Description of original award (Fiscal Year 2020, $892,313)
The Comprehensive Opioid, Stimulant, and Substance Abuse Program (COSSAP) was developed as part of the Comprehensive Addiction and Recovery Act (CARA) legislation. COSSAPs purpose is to provide financial and technical assistance to states, units of local government, and Indian tribal governments to develop, implement, or expand comprehensive efforts to identify, respond to, treat, and support those impacted by illicit opioids, stimulants, and other drugs of abuse.
The objective of Category 1 is to encourage and support the development of comprehensive, locally driven responses to opioids, stimulants, and other substances that expand access to supervision, treatment, and recovery support services across the criminal justice system; support law enforcement and other first responder diversion programs for nonviolent drug offenders; promote education and prevention activities; and address the needs of children impacted by substance abuse.

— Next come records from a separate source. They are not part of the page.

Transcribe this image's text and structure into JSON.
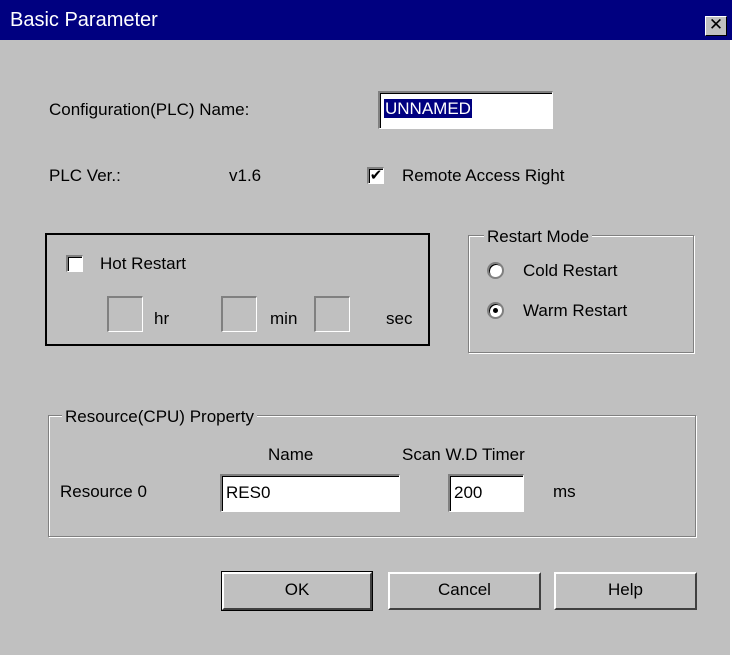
{
  "window": {
    "title": "Basic Parameter",
    "close_glyph": "✕"
  },
  "config": {
    "name_label": "Configuration(PLC) Name:",
    "name_value": "UNNAMED"
  },
  "plc": {
    "version_label": "PLC Ver.:",
    "version_value": "v1.6",
    "remote_access_label": "Remote Access Right",
    "remote_access_checked": true,
    "check_glyph": "✔"
  },
  "hot_restart": {
    "label": "Hot Restart",
    "checked": false,
    "hr_label": "hr",
    "min_label": "min",
    "sec_label": "sec"
  },
  "restart_mode": {
    "legend": "Restart Mode",
    "options": [
      {
        "label": "Cold Restart",
        "selected": false
      },
      {
        "label": "Warm Restart",
        "selected": true
      }
    ]
  },
  "resource": {
    "legend": "Resource(CPU) Property",
    "name_header": "Name",
    "timer_header": "Scan W.D Timer",
    "row_label": "Resource 0",
    "name_value": "RES0",
    "timer_value": "200",
    "unit": "ms"
  },
  "buttons": {
    "ok": "OK",
    "cancel": "Cancel",
    "help": "Help"
  },
  "colors": {
    "titlebar": "#000080",
    "face": "#c0c0c0",
    "selection": "#000080"
  }
}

This project serves Sullivan County, Tennessee, population 157,668. The purpose of the project is to provide continued support, enhancement, and expansion of the COAP-funded initial pilot multidisciplinary overdose response team in Sullivan County. This project will build upon the existing coordinated multidisciplinary response, which includes law enforcement, behavioral health service providers (behavioral health liaisons), a full-time project coordinator, and two full-time peer specialists with one serving as a victim advocate (victim outreach specialist). The project broadens outreach and self-referral capacity to expand engagement with individuals seeking assistance with recovery and are determined to be at risk for overdose. The project includes partnerships between the case management team and law enforcement (Sullivan County Sheriffs Office, including jail staff, Bristol Police Department, Kingsport Police Department, drug task force, treatment partners (Frontier Health, Kingsport Family Recovery, Comprehensive Community Services, and Volunteer Behavioral Health), community support (Recovery Resources), and many others. Priority considerations addressed in this application include high rates of overdose deaths and the related high rate of primary treatment admissions for heroin or other opioids.